Morts owned and operated a dock in Sydney Harbour. Overseas Tankship were charterers of the Wagon Mound, which was docked across the harbour unloading oil. A large quantity of oil was spilled into the harbour. Morts asked the manager of the dock that the Wagon Mound had been berthed at if the oil could catch fire on the water, and was informed that it could not. As a result Morts continued to work, taking caution not to ignite the oil. Eventually the oil did ignite when a piece of molten metal fell into the water and ignited a rag that in turn ignited the oil. Considerable damage was sustained both by the wharf and the ship docked there. Morts was successful in obtaining damages at trial, which Overseas Tankship appealed.
- Is the Polemis test accurate, or should reasonable outcomes be used to determine liability?
- Does the type of injury need to be foreseeable?
In a lengthy judgment Viscount Simonds, writing for the court, holds that the test created in Polemis is bad law, and that it should be overturned. He states that liability is in respect of the damage caused by the action alone. If the liability for injuries depends on the foreseeability of the plaintiff as an injured party, then the liability for damages should depend on the foreseeability of the resulting damages. Thus, the Polemis test is overturned. The court finds that it was not reasonable that Overseas Tankship would expect their spilling of oil to result in the large fire that happened, and therefore they are not liable for the damages sustained by Morts.
Liability for damages is based upon the reasonable foreseeability of the outcome.

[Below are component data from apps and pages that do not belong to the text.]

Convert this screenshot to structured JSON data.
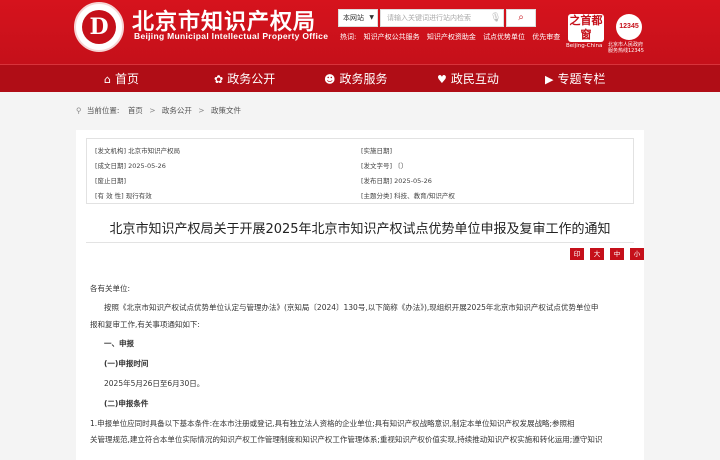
{
  "header": {
    "logo_glyph": "D",
    "title": "北京市知识产权局",
    "subtitle": "Beijing Municipal Intellectual Property Office",
    "search": {
      "scope": "本网站",
      "placeholder": "请输入关键词进行站内检索"
    },
    "hotwords_label": "热词:",
    "hotwords": [
      "知识产权公共服务",
      "知识产权资助金",
      "试点优势单位",
      "优先审查"
    ],
    "badge_capital": "之首都窗",
    "badge_capital_label": "Beijing-China",
    "badge_12345": "12345",
    "badge_12345_label": "北京市人民政府\n服务热线12345"
  },
  "nav": {
    "items": [
      {
        "label": "首页",
        "icon": "home-icon"
      },
      {
        "label": "政务公开",
        "icon": "gear-icon"
      },
      {
        "label": "政务服务",
        "icon": "people-icon"
      },
      {
        "label": "政民互动",
        "icon": "heart-icon"
      },
      {
        "label": "专题专栏",
        "icon": "play-icon"
      }
    ]
  },
  "breadcrumb": {
    "prefix": "当前位置:",
    "items": [
      "首页",
      "政务公开",
      "政策文件"
    ]
  },
  "meta": {
    "issuer": "[发文机构] 北京市知识产权局",
    "created": "[成文日期] 2025-05-26",
    "expired": "[废止日期]",
    "validity": "[有  效  性] 现行有效",
    "implement": "[实施日期]",
    "doc_no": "[发文字号] 〔〕",
    "published": "[发布日期] 2025-05-26",
    "topic": "[主题分类] 科技、教育/知识产权"
  },
  "document": {
    "title": "北京市知识产权局关于开展2025年北京市知识产权试点优势单位申报及复审工作的通知",
    "tools": {
      "print": "印",
      "large": "大",
      "medium": "中",
      "small": "小"
    },
    "salutation": "各有关单位:",
    "para1_line1": "按照《北京市知识产权试点优势单位认定与管理办法》(京知局〔2024〕130号,以下简称《办法》),现组织开展2025年北京市知识产权试点优势单位申",
    "para1_line2": "报和复审工作,有关事项通知如下:",
    "section1": "一、申报",
    "sub1": "(一)申报时间",
    "sub1_text": "2025年5月26日至6月30日。",
    "sub2": "(二)申报条件",
    "cond_line1": "1.申报单位应同时具备以下基本条件:在本市注册或登记,具有独立法人资格的企业单位;具有知识产权战略意识,制定本单位知识产权发展战略;参照相",
    "cond_line2": "关管理规范,建立符合本单位实际情况的知识产权工作管理制度和知识产权工作管理体系;重视知识产权价值实现,持续推动知识产权实施和转化运用;遵守知识"
  }
}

Overseas Tankship were found liable for the damage to the ship berthed at the dock in The Wagon Mound, No. 2.